**PROBLEM DESCRIPTION**: Check the material that follows for the word "Duplicate" and say how many lines contain it, with no other words.
DATA FOR THIS EXERCISE START
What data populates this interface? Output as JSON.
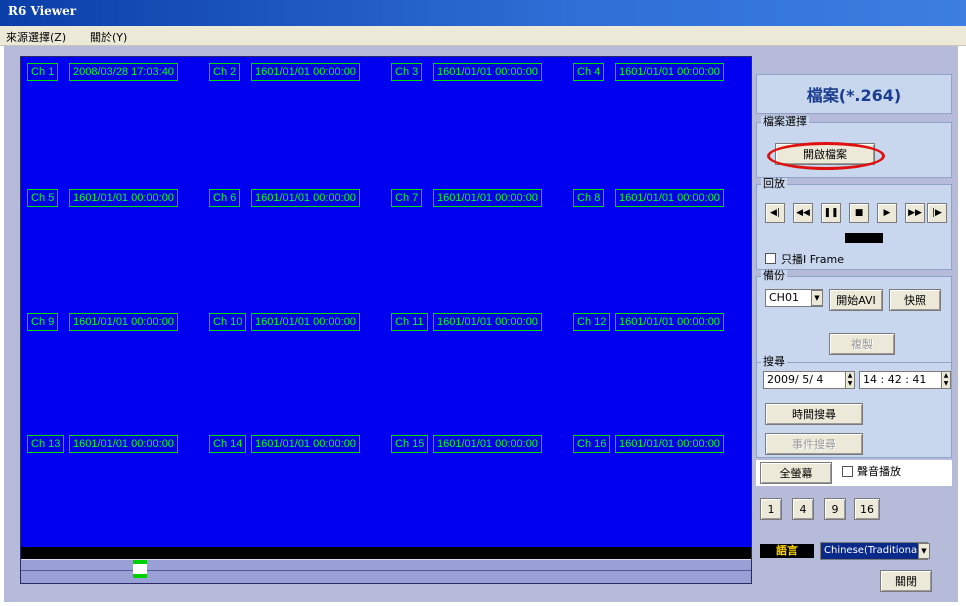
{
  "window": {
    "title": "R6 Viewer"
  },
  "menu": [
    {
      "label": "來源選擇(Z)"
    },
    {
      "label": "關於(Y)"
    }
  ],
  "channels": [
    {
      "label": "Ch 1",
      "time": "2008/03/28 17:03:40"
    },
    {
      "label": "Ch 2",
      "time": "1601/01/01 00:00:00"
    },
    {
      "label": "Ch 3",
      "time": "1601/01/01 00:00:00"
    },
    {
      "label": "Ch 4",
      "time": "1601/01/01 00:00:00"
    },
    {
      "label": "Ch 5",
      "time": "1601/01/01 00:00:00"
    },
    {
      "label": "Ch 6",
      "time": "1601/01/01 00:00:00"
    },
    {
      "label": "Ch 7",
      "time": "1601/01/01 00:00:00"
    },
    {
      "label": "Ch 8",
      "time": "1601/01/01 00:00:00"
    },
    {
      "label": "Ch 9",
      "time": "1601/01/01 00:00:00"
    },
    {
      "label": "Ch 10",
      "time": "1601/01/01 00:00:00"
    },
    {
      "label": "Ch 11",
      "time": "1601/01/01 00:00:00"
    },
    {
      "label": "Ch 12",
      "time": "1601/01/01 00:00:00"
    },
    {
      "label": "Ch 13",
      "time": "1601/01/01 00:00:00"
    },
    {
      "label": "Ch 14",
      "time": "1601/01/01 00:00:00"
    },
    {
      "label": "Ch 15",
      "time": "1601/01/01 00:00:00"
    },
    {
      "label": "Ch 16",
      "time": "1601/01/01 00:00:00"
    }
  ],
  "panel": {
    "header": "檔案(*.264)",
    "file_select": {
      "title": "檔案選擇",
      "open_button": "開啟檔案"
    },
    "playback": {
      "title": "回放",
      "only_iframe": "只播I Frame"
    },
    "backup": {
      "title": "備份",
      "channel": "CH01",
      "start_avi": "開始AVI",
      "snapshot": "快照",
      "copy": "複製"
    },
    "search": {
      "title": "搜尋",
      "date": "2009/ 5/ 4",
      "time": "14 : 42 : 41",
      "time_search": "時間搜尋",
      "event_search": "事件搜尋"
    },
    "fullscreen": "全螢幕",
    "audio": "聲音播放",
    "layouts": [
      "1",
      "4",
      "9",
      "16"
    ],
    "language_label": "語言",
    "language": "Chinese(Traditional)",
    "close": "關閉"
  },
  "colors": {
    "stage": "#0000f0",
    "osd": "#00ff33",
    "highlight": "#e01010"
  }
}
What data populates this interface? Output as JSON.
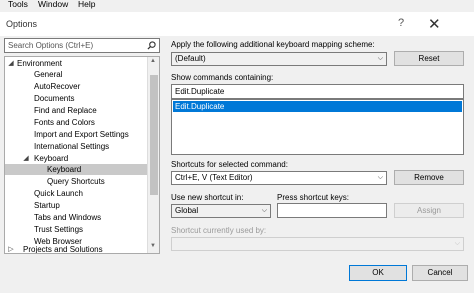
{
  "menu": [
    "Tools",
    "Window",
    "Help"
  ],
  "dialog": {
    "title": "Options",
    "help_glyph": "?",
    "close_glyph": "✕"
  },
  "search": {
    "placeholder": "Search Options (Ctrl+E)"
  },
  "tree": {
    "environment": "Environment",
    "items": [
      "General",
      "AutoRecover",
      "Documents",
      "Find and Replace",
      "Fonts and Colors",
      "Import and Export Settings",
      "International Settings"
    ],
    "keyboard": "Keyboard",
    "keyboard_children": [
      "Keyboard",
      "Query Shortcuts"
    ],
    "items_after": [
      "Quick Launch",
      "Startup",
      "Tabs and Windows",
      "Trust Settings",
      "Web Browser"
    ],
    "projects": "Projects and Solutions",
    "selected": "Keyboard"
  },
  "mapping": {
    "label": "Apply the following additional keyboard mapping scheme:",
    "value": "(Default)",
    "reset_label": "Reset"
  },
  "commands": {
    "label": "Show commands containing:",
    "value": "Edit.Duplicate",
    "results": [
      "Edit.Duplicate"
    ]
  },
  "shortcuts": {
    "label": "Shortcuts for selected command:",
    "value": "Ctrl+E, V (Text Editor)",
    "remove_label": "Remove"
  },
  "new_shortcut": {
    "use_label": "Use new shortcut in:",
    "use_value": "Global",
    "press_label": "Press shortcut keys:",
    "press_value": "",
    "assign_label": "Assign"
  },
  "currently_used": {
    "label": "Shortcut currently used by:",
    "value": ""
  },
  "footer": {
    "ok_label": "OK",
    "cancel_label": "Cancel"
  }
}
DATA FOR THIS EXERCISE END
**EXERCISE SOLUTION**: 2